Popperian falsification is known in logic as modus tollens.  
M: If A, then Y. 
m: But not-Y
/.: not-A
But there is never just one A, so what we always have is:
M: If A and B, then Y.
m: But not-Y
/.: Either not-A or not-B 
Thus, it is never evident on the face of it which of the prior assumptions -- and there will be more than two! -- has been falsified when Y fails of observation.  The problem is, it's hard to know what unspoken assumptions you are assuming.  The lack of stellar parallax was thought to falsify A (Earth goes round the sun) but it actually falsified B (the stars are millions of miles away).  In fact, they are billions of miles away and the parallax is too small for eyesight to detect even with a 20x telescope. The stellar distance was believed to be fact, based on the brightness and diameter of stellar disks.  But it turned out (in the 19th cent.!) that the "disks" were optical illusions caused by aberration and the stars differed in intrinsic brightness. But we are still here in the 17th century.
In the second episode, we saw a slew of new telescopic discoveries during 1610-1611; viz., the mountains on the moon, the Medicean stars, and (more decisively) the phases of Venus.  Now the first two do not demonstrate geomobility, not do they undermine geostationarity.  The first indicates that the moon is not incorruptible.  But this is agreed to by theology, and it undermines only Aristotelian physics.  The second indicates that some heavenly bodies -- Cosmo, Franco, Carlo, and Lonzo -- circle Jupiter and not the Earth.  This bothers Aristotelian physicists, but not Tychonic astronomers.  Only the phases of Venus KOs Old Man Ptolemy.

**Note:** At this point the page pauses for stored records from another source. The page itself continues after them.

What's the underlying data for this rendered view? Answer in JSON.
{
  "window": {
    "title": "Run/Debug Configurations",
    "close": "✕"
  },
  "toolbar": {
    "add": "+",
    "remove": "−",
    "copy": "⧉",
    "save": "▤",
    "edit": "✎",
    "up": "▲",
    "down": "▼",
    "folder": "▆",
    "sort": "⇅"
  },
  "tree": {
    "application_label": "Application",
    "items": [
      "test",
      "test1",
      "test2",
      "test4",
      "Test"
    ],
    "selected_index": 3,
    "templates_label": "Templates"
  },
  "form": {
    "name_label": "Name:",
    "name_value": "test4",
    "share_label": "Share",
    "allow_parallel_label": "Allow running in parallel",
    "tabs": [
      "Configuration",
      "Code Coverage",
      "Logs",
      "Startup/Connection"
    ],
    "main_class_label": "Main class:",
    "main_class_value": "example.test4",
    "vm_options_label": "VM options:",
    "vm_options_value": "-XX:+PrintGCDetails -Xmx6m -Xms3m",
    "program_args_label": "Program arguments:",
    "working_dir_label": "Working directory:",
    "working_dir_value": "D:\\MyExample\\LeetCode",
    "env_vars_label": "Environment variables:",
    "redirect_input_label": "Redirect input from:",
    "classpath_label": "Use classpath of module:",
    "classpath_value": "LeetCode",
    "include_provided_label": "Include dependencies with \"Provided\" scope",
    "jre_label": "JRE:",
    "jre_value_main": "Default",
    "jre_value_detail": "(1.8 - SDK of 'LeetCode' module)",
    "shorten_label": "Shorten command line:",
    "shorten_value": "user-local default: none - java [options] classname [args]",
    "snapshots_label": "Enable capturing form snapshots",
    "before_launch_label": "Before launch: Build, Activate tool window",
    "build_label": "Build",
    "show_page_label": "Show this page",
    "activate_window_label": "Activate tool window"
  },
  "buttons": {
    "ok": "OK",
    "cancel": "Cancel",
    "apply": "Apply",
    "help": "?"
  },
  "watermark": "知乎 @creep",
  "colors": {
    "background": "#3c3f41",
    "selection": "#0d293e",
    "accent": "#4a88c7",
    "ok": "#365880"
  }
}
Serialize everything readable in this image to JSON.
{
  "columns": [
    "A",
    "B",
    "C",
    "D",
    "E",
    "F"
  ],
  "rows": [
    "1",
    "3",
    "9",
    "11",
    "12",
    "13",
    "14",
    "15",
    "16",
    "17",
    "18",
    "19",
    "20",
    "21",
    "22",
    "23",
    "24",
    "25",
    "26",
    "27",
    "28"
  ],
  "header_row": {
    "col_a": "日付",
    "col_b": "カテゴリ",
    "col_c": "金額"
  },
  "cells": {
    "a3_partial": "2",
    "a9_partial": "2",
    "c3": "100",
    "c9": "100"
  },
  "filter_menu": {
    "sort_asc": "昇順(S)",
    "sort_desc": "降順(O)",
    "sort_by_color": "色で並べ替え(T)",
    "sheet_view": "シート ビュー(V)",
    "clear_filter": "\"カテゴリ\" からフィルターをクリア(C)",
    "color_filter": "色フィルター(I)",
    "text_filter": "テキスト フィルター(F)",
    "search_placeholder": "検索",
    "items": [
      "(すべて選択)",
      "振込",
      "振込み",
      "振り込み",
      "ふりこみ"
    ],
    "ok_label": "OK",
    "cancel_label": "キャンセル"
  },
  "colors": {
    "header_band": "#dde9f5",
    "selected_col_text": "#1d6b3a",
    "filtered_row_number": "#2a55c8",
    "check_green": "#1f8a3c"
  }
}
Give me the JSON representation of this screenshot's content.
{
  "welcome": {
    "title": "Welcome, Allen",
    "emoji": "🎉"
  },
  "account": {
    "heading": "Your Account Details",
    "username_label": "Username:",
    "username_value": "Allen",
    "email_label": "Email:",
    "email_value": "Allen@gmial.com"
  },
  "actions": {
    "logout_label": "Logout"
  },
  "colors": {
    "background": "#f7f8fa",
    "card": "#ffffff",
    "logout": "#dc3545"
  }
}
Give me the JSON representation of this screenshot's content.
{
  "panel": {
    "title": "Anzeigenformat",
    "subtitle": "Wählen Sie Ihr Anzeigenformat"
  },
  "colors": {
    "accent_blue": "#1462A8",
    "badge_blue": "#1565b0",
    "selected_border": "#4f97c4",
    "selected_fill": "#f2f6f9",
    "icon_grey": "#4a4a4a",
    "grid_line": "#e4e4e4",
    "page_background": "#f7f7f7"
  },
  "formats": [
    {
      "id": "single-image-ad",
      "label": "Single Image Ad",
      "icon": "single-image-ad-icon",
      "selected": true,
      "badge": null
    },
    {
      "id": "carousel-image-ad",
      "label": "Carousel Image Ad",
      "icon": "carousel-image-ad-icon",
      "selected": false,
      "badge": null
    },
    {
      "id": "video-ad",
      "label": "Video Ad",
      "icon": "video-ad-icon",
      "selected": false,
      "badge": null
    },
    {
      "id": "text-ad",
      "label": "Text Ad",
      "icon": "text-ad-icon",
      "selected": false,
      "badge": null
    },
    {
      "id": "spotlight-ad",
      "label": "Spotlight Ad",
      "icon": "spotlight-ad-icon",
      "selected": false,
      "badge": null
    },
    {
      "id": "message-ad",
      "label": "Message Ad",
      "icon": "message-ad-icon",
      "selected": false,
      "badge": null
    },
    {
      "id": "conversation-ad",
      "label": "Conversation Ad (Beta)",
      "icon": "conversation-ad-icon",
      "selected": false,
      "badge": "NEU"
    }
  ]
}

But eliminating Ptolemy does not prove Copernicus any more than eliminating Darwin would prove ID.  There may be [and were!] other alternatives.  When Ptolemy was ptossed, astronomers flocked... to the Tychonic and Ursine systems -- because none of the telescopic observations have so far established the motions of the Earth.  Of the seven models of the world that were in play at the beginning of the century, four are still in the running, although the kumbersome Kopernican was fading fast:
  1. Heraclidean 
  2. Ptolemaic
  3. Copernican
  4. Gilbertian
  5. Tychonic
  6. Ursine
  7. Keplerian
It was a new, modern age.  Everything was changing.  Who knew what might happen next?

The Sun Gots Freckles!

Whoa, What's This?